**Instructions to follow**.
Write out every entry again exactly as it stands.

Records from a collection
•••••

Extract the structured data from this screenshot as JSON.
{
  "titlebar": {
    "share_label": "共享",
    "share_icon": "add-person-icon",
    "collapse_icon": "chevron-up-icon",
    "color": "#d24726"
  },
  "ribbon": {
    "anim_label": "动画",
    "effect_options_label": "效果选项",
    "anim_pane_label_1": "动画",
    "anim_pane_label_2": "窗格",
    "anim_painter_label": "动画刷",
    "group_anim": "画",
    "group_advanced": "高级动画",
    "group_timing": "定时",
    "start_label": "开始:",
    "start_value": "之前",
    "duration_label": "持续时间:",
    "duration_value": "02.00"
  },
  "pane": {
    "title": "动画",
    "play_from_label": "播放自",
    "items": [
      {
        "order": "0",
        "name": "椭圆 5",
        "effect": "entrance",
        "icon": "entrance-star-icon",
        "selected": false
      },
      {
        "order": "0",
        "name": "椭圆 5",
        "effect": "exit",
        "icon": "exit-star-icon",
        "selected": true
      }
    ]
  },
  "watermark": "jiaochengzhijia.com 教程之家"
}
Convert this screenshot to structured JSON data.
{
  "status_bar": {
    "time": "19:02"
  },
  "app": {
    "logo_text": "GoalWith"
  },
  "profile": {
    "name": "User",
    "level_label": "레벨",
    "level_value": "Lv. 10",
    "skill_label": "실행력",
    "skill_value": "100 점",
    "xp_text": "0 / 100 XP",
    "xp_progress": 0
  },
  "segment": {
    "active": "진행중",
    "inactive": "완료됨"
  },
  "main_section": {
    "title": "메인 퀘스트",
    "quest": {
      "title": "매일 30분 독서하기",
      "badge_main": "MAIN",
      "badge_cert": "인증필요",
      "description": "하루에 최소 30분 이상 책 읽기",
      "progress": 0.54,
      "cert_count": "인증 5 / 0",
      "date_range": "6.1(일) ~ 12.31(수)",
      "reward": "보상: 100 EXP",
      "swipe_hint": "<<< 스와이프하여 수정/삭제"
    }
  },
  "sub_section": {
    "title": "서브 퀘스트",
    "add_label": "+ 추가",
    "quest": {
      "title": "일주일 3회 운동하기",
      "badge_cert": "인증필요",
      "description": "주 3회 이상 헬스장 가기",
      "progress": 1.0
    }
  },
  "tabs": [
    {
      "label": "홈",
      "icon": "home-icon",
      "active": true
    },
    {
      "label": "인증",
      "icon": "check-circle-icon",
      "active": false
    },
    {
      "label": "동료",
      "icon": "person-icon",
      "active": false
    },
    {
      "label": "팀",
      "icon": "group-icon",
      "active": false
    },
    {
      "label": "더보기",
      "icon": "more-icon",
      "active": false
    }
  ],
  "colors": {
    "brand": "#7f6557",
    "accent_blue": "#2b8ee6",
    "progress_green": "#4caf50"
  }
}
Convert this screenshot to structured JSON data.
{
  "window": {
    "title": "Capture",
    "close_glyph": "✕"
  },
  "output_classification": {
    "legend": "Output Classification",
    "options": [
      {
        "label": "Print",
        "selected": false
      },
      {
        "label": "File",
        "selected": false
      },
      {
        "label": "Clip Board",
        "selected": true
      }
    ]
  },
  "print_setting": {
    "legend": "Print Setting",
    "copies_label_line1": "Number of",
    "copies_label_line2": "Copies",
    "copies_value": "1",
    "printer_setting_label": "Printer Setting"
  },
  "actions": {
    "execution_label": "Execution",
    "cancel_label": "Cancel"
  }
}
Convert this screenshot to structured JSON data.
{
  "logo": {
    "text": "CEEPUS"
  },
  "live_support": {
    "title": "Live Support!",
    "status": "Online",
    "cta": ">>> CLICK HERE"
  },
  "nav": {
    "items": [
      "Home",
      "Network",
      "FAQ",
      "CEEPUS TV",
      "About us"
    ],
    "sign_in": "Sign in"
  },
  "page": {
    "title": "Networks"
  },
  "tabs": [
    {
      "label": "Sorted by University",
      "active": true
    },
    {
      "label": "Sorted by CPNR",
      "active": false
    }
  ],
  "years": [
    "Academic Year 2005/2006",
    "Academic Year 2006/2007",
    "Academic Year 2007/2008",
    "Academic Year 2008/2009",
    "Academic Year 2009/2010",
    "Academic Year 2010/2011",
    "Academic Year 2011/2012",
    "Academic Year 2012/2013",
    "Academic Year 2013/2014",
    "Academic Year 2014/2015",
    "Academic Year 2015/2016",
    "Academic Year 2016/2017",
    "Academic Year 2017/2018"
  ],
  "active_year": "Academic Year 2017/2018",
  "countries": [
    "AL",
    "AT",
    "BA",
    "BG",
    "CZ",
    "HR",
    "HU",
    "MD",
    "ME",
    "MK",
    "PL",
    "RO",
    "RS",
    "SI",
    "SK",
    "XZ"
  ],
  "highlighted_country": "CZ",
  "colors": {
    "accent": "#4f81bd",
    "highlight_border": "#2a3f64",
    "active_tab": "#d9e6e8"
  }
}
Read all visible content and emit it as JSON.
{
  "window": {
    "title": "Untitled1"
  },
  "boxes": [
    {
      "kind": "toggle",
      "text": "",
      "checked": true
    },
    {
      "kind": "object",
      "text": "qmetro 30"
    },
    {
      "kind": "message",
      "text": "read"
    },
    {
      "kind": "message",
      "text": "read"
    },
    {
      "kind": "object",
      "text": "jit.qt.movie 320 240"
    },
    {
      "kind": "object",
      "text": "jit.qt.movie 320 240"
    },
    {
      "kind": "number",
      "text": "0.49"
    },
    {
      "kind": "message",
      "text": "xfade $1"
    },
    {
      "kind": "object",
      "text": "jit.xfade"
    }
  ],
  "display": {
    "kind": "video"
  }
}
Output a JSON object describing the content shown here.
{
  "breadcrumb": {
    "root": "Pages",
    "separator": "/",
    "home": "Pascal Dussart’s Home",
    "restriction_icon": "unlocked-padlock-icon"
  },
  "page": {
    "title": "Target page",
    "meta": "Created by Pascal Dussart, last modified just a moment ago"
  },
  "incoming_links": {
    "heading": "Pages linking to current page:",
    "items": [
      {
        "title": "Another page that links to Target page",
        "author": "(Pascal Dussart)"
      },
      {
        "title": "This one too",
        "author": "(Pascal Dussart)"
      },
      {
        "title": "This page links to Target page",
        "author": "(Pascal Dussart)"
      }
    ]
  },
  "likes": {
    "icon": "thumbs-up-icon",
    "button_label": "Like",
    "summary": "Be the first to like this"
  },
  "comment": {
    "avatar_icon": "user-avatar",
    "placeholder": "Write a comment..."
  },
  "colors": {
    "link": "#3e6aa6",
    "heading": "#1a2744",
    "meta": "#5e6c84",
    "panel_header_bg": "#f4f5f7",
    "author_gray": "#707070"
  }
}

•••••

**Result of this exercise**.
Extract the structured data from this screenshot as JSON.
{
  "titlebar": {
    "share_label": "共享",
    "share_icon": "add-person-icon",
    "collapse_icon": "chevron-up-icon",
    "color": "#d24726"
  },
  "ribbon": {
    "anim_label": "动画",
    "effect_options_label": "效果选项",
    "anim_pane_label_1": "动画",
    "anim_pane_label_2": "窗格",
    "anim_painter_label": "动画刷",
    "group_anim": "画",
    "group_advanced": "高级动画",
    "group_timing": "定时",
    "start_label": "开始:",
    "start_value": "之前",
    "duration_label": "持续时间:",
    "duration_value": "02.00"
  },
  "pane": {
    "title": "动画",
    "play_from_label": "播放自",
    "items": [
      {
        "order": "0",
        "name": "椭圆 5",
        "effect": "entrance",
        "icon": "entrance-star-icon",
        "selected": false
      },
      {
        "order": "0",
        "name": "椭圆 5",
        "effect": "exit",
        "icon": "exit-star-icon",
        "selected": true
      }
    ]
  },
  "watermark": "jiaochengzhijia.com 教程之家"
}
Convert this screenshot to structured JSON data.
{
  "status_bar": {
    "time": "19:02"
  },
  "app": {
    "logo_text": "GoalWith"
  },
  "profile": {
    "name": "User",
    "level_label": "레벨",
    "level_value": "Lv. 10",
    "skill_label": "실행력",
    "skill_value": "100 점",
    "xp_text": "0 / 100 XP",
    "xp_progress": 0
  },
  "segment": {
    "active": "진행중",
    "inactive": "완료됨"
  },
  "main_section": {
    "title": "메인 퀘스트",
    "quest": {
      "title": "매일 30분 독서하기",
      "badge_main": "MAIN",
      "badge_cert": "인증필요",
      "description": "하루에 최소 30분 이상 책 읽기",
      "progress": 0.54,
      "cert_count": "인증 5 / 0",
      "date_range": "6.1(일) ~ 12.31(수)",
      "reward": "보상: 100 EXP",
      "swipe_hint": "<<< 스와이프하여 수정/삭제"
    }
  },
  "sub_section": {
    "title": "서브 퀘스트",
    "add_label": "+ 추가",
    "quest": {
      "title": "일주일 3회 운동하기",
      "badge_cert": "인증필요",
      "description": "주 3회 이상 헬스장 가기",
      "progress": 1.0
    }
  },
  "tabs": [
    {
      "label": "홈",
      "icon": "home-icon",
      "active": true
    },
    {
      "label": "인증",
      "icon": "check-circle-icon",
      "active": false
    },
    {
      "label": "동료",
      "icon": "person-icon",
      "active": false
    },
    {
      "label": "팀",
      "icon": "group-icon",
      "active": false
    },
    {
      "label": "더보기",
      "icon": "more-icon",
      "active": false
    }
  ],
  "colors": {
    "brand": "#7f6557",
    "accent_blue": "#2b8ee6",
    "progress_green": "#4caf50"
  }
}
Convert this screenshot to structured JSON data.
{
  "window": {
    "title": "Capture",
    "close_glyph": "✕"
  },
  "output_classification": {
    "legend": "Output Classification",
    "options": [
      {
        "label": "Print",
        "selected": false
      },
      {
        "label": "File",
        "selected": false
      },
      {
        "label": "Clip Board",
        "selected": true
      }
    ]
  },
  "print_setting": {
    "legend": "Print Setting",
    "copies_label_line1": "Number of",
    "copies_label_line2": "Copies",
    "copies_value": "1",
    "printer_setting_label": "Printer Setting"
  },
  "actions": {
    "execution_label": "Execution",
    "cancel_label": "Cancel"
  }
}
Convert this screenshot to structured JSON data.
{
  "logo": {
    "text": "CEEPUS"
  },
  "live_support": {
    "title": "Live Support!",
    "status": "Online",
    "cta": ">>> CLICK HERE"
  },
  "nav": {
    "items": [
      "Home",
      "Network",
      "FAQ",
      "CEEPUS TV",
      "About us"
    ],
    "sign_in": "Sign in"
  },
  "page": {
    "title": "Networks"
  },
  "tabs": [
    {
      "label": "Sorted by University",
      "active": true
    },
    {
      "label": "Sorted by CPNR",
      "active": false
    }
  ],
  "years": [
    "Academic Year 2005/2006",
    "Academic Year 2006/2007",
    "Academic Year 2007/2008",
    "Academic Year 2008/2009",
    "Academic Year 2009/2010",
    "Academic Year 2010/2011",
    "Academic Year 2011/2012",
    "Academic Year 2012/2013",
    "Academic Year 2013/2014",
    "Academic Year 2014/2015",
    "Academic Year 2015/2016",
    "Academic Year 2016/2017",
    "Academic Year 2017/2018"
  ],
  "active_year": "Academic Year 2017/2018",
  "countries": [
    "AL",
    "AT",
    "BA",
    "BG",
    "CZ",
    "HR",
    "HU",
    "MD",
    "ME",
    "MK",
    "PL",
    "RO",
    "RS",
    "SI",
    "SK",
    "XZ"
  ],
  "highlighted_country": "CZ",
  "colors": {
    "accent": "#4f81bd",
    "highlight_border": "#2a3f64",
    "active_tab": "#d9e6e8"
  }
}
Read all visible content and emit it as JSON.
{
  "window": {
    "title": "Untitled1"
  },
  "boxes": [
    {
      "kind": "toggle",
      "text": "",
      "checked": true
    },
    {
      "kind": "object",
      "text": "qmetro 30"
    },
    {
      "kind": "message",
      "text": "read"
    },
    {
      "kind": "message",
      "text": "read"
    },
    {
      "kind": "object",
      "text": "jit.qt.movie 320 240"
    },
    {
      "kind": "object",
      "text": "jit.qt.movie 320 240"
    },
    {
      "kind": "number",
      "text": "0.49"
    },
    {
      "kind": "message",
      "text": "xfade $1"
    },
    {
      "kind": "object",
      "text": "jit.xfade"
    }
  ],
  "display": {
    "kind": "video"
  }
}
Output a JSON object describing the content shown here.
{
  "breadcrumb": {
    "root": "Pages",
    "separator": "/",
    "home": "Pascal Dussart’s Home",
    "restriction_icon": "unlocked-padlock-icon"
  },
  "page": {
    "title": "Target page",
    "meta": "Created by Pascal Dussart, last modified just a moment ago"
  },
  "incoming_links": {
    "heading": "Pages linking to current page:",
    "items": [
      {
        "title": "Another page that links to Target page",
        "author": "(Pascal Dussart)"
      },
      {
        "title": "This one too",
        "author": "(Pascal Dussart)"
      },
      {
        "title": "This page links to Target page",
        "author": "(Pascal Dussart)"
      }
    ]
  },
  "likes": {
    "icon": "thumbs-up-icon",
    "button_label": "Like",
    "summary": "Be the first to like this"
  },
  "comment": {
    "avatar_icon": "user-avatar",
    "placeholder": "Write a comment..."
  },
  "colors": {
    "link": "#3e6aa6",
    "heading": "#1a2744",
    "meta": "#5e6c84",
    "panel_header_bg": "#f4f5f7",
    "author_gray": "#707070"
  }
}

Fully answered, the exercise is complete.